EXERCISE OBJECTIVE — The full set of records must be returned exactly, character for character.

(Extracted records)
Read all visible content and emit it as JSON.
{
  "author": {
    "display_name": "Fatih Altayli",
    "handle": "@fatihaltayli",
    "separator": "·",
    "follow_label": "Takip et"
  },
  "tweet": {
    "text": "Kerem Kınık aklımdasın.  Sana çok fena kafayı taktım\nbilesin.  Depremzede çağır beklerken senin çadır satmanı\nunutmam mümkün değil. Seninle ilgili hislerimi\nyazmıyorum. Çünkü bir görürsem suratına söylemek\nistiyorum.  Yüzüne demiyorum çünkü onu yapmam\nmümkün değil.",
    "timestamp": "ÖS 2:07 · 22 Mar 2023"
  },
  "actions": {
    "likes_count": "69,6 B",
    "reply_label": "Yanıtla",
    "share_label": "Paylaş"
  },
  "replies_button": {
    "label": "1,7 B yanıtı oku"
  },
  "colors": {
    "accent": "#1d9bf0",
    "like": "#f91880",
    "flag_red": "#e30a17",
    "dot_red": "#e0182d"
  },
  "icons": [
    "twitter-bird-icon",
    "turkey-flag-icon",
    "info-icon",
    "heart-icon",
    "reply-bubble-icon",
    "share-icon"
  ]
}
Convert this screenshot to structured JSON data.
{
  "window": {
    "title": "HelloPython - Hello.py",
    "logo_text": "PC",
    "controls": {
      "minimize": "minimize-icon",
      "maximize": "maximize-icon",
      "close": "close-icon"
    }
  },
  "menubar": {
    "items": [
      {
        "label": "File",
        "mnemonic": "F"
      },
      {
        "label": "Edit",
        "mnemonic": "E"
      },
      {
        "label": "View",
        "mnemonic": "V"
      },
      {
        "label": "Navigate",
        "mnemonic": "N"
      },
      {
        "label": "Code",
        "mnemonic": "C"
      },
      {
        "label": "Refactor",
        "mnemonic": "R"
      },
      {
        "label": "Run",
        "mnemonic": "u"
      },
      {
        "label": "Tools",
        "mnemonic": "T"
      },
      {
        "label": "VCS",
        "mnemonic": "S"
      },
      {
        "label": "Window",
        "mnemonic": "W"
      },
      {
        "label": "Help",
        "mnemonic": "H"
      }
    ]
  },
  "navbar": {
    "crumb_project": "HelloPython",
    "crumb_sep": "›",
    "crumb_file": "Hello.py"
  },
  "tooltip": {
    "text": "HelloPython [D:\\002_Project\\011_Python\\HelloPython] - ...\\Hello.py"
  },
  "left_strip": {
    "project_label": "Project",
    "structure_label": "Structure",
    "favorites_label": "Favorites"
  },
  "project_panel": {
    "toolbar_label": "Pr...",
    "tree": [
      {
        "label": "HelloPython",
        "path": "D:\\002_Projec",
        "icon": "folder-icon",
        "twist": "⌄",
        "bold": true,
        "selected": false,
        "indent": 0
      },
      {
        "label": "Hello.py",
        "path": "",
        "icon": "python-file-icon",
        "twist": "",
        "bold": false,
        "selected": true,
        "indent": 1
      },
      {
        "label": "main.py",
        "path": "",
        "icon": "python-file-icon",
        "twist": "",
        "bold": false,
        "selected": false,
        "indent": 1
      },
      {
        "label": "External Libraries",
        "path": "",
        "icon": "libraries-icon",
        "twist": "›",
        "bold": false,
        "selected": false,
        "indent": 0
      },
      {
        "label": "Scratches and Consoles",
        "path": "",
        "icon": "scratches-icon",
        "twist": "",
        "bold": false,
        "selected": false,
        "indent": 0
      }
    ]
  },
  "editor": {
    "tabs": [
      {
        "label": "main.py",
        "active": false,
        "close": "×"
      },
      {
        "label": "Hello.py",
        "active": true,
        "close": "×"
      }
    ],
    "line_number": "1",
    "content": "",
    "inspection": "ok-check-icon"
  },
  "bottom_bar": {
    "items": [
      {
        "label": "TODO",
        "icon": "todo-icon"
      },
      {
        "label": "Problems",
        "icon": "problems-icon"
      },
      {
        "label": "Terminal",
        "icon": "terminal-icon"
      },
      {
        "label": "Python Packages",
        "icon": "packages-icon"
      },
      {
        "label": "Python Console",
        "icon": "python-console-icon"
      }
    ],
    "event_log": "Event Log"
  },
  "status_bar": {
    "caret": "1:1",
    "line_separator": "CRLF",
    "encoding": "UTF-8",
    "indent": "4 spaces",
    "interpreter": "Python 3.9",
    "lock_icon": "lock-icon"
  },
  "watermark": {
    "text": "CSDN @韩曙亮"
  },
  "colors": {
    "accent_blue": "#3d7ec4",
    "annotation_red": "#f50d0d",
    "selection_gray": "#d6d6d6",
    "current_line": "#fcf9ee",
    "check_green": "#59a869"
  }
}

PROBLEM SOLUTION —
Read all visible content and emit it as JSON.
{
  "author": {
    "display_name": "Fatih Altayli",
    "handle": "@fatihaltayli",
    "separator": "·",
    "follow_label": "Takip et"
  },
  "tweet": {
    "text": "Kerem Kınık aklımdasın.  Sana çok fena kafayı taktım\nbilesin.  Depremzede çağır beklerken senin çadır satmanı\nunutmam mümkün değil. Seninle ilgili hislerimi\nyazmıyorum. Çünkü bir görürsem suratına söylemek\nistiyorum.  Yüzüne demiyorum çünkü onu yapmam\nmümkün değil.",
    "timestamp": "ÖS 2:07 · 22 Mar 2023"
  },
  "actions": {
    "likes_count": "69,6 B",
    "reply_label": "Yanıtla",
    "share_label": "Paylaş"
  },
  "replies_button": {
    "label": "1,7 B yanıtı oku"
  },
  "colors": {
    "accent": "#1d9bf0",
    "like": "#f91880",
    "flag_red": "#e30a17",
    "dot_red": "#e0182d"
  },
  "icons": [
    "twitter-bird-icon",
    "turkey-flag-icon",
    "info-icon",
    "heart-icon",
    "reply-bubble-icon",
    "share-icon"
  ]
}
Convert this screenshot to structured JSON data.
{
  "window": {
    "title": "HelloPython - Hello.py",
    "logo_text": "PC",
    "controls": {
      "minimize": "minimize-icon",
      "maximize": "maximize-icon",
      "close": "close-icon"
    }
  },
  "menubar": {
    "items": [
      {
        "label": "File",
        "mnemonic": "F"
      },
      {
        "label": "Edit",
        "mnemonic": "E"
      },
      {
        "label": "View",
        "mnemonic": "V"
      },
      {
        "label": "Navigate",
        "mnemonic": "N"
      },
      {
        "label": "Code",
        "mnemonic": "C"
      },
      {
        "label": "Refactor",
        "mnemonic": "R"
      },
      {
        "label": "Run",
        "mnemonic": "u"
      },
      {
        "label": "Tools",
        "mnemonic": "T"
      },
      {
        "label": "VCS",
        "mnemonic": "S"
      },
      {
        "label": "Window",
        "mnemonic": "W"
      },
      {
        "label": "Help",
        "mnemonic": "H"
      }
    ]
  },
  "navbar": {
    "crumb_project": "HelloPython",
    "crumb_sep": "›",
    "crumb_file": "Hello.py"
  },
  "tooltip": {
    "text": "HelloPython [D:\\002_Project\\011_Python\\HelloPython] - ...\\Hello.py"
  },
  "left_strip": {
    "project_label": "Project",
    "structure_label": "Structure",
    "favorites_label": "Favorites"
  },
  "project_panel": {
    "toolbar_label": "Pr...",
    "tree": [
      {
        "label": "HelloPython",
        "path": "D:\\002_Projec",
        "icon": "folder-icon",
        "twist": "⌄",
        "bold": true,
        "selected": false,
        "indent": 0
      },
      {
        "label": "Hello.py",
        "path": "",
        "icon": "python-file-icon",
        "twist": "",
        "bold": false,
        "selected": true,
        "indent": 1
      },
      {
        "label": "main.py",
        "path": "",
        "icon": "python-file-icon",
        "twist": "",
        "bold": false,
        "selected": false,
        "indent": 1
      },
      {
        "label": "External Libraries",
        "path": "",
        "icon": "libraries-icon",
        "twist": "›",
        "bold": false,
        "selected": false,
        "indent": 0
      },
      {
        "label": "Scratches and Consoles",
        "path": "",
        "icon": "scratches-icon",
        "twist": "",
        "bold": false,
        "selected": false,
        "indent": 0
      }
    ]
  },
  "editor": {
    "tabs": [
      {
        "label": "main.py",
        "active": false,
        "close": "×"
      },
      {
        "label": "Hello.py",
        "active": true,
        "close": "×"
      }
    ],
    "line_number": "1",
    "content": "",
    "inspection": "ok-check-icon"
  },
  "bottom_bar": {
    "items": [
      {
        "label": "TODO",
        "icon": "todo-icon"
      },
      {
        "label": "Problems",
        "icon": "problems-icon"
      },
      {
        "label": "Terminal",
        "icon": "terminal-icon"
      },
      {
        "label": "Python Packages",
        "icon": "packages-icon"
      },
      {
        "label": "Python Console",
        "icon": "python-console-icon"
      }
    ],
    "event_log": "Event Log"
  },
  "status_bar": {
    "caret": "1:1",
    "line_separator": "CRLF",
    "encoding": "UTF-8",
    "indent": "4 spaces",
    "interpreter": "Python 3.9",
    "lock_icon": "lock-icon"
  },
  "watermark": {
    "text": "CSDN @韩曙亮"
  },
  "colors": {
    "accent_blue": "#3d7ec4",
    "annotation_red": "#f50d0d",
    "selection_gray": "#d6d6d6",
    "current_line": "#fcf9ee",
    "check_green": "#59a869"
  }
}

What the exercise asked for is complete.